One of the reasons that this particular article was immediately derided by most women that I know, is that, at first glance, it seems to be one of those terribly obvious Times trend pieces, like the one on how city families move to the suburbs, that isn't really a "trend" at all, just a fact of life. Most women I know said something along the lines of: "Of course women like to have sex as much as men. What was the Times smoking when it green-lit this article?" But the issue isn't whether or not women want sex as much as men, it's whether or not they have the power to control the situation in the same way a man can. Which, let's face it, that will never be the case. It will always be the man who has the power in a sexual relationship because it is only the woman who can get pregnant. It is no coincidence that women's prominence in the workplace coincided with newfound accessibility to family planning, including both birth control pills and legalized abortion. Suddenly, women had control over the destiny of their own bodies, and a lot of the time, women chose to do exactly what men had always done, namely, enjoy their bodies—including through sex—without the burden of knowing that any wrong move could forever change the rest of their lives.
And so it would seem like the privilege of being a male, at least in the realm of certain kinds of sexual freedom, is a thing of the past.
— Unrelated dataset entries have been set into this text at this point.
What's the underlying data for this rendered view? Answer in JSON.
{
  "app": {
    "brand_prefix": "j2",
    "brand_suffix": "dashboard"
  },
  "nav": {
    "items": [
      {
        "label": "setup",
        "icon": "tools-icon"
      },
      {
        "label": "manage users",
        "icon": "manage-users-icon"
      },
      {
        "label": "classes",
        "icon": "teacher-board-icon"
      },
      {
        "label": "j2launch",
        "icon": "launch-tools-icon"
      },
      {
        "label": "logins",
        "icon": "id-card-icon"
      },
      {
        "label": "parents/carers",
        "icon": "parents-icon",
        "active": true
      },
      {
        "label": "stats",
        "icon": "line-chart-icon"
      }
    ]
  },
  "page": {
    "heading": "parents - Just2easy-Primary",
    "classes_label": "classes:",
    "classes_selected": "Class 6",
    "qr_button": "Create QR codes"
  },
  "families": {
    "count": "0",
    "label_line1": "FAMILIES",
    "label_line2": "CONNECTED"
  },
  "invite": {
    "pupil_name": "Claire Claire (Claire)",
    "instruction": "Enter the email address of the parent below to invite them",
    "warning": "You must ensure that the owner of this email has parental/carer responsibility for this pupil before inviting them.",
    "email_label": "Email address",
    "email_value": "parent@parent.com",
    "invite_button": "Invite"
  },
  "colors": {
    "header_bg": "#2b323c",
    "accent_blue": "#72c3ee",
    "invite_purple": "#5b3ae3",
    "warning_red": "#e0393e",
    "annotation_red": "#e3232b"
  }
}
With abortion legalized and birth control readily available and—perhaps most importantly—a comprehensive sex education policy in schools to teach young women who might not already know exactly what their choices are, everyone can live happily ever after, right? Yeah, right. Except that many places in the US have abstinence-only sex ed curriculum, and places like Planned Parenthood which offer reasonably priced birth control are defunded, and access to safe abortions has become more and more difficult to find in places like Texas, Ohio, and North Carolina. Outrageous as all this is for every woman, the women who it will impact the most, obviously, are the women who don't have the funds to travel the extra distance to get an abortion, and who don't have health insurance that will pay for contraception. These are the women that Mercedes is familiar with, and that's why she associates sexual freedom with a dead-end life. Mercedes doesn't get to enjoy the privileges that her wealthier classmates do. If they have unprotected sex, they can pay fifty bucks for Plan B without even blinking an eye. For someone without the money, one night of fun could easily lead to a lifetime of responsibility.
And it is for that reason that it almost makes perverse sense that, last week, the Texas State Legislature confiscated tampons and condoms from the protestors who had come out to oppose the passage of the restrictive new abortion legislation. Tampons and condoms, you see, might be used as weapons. Guns, as usual, were allowed into legislative chambers. But in this case, condoms and tampons are weapons. They are weapons in the fight against an oppressive system that is working to make it difficult for women to have the same freedoms that men do with their bodies. And the sad truth is, the more money and the more education a woman has, the less she will be affected by restrictive laws. It's the less economically secure women who will, as they historically always do, pay the price of privilege.
Follow Kristin Iversen on twitter @kmiversen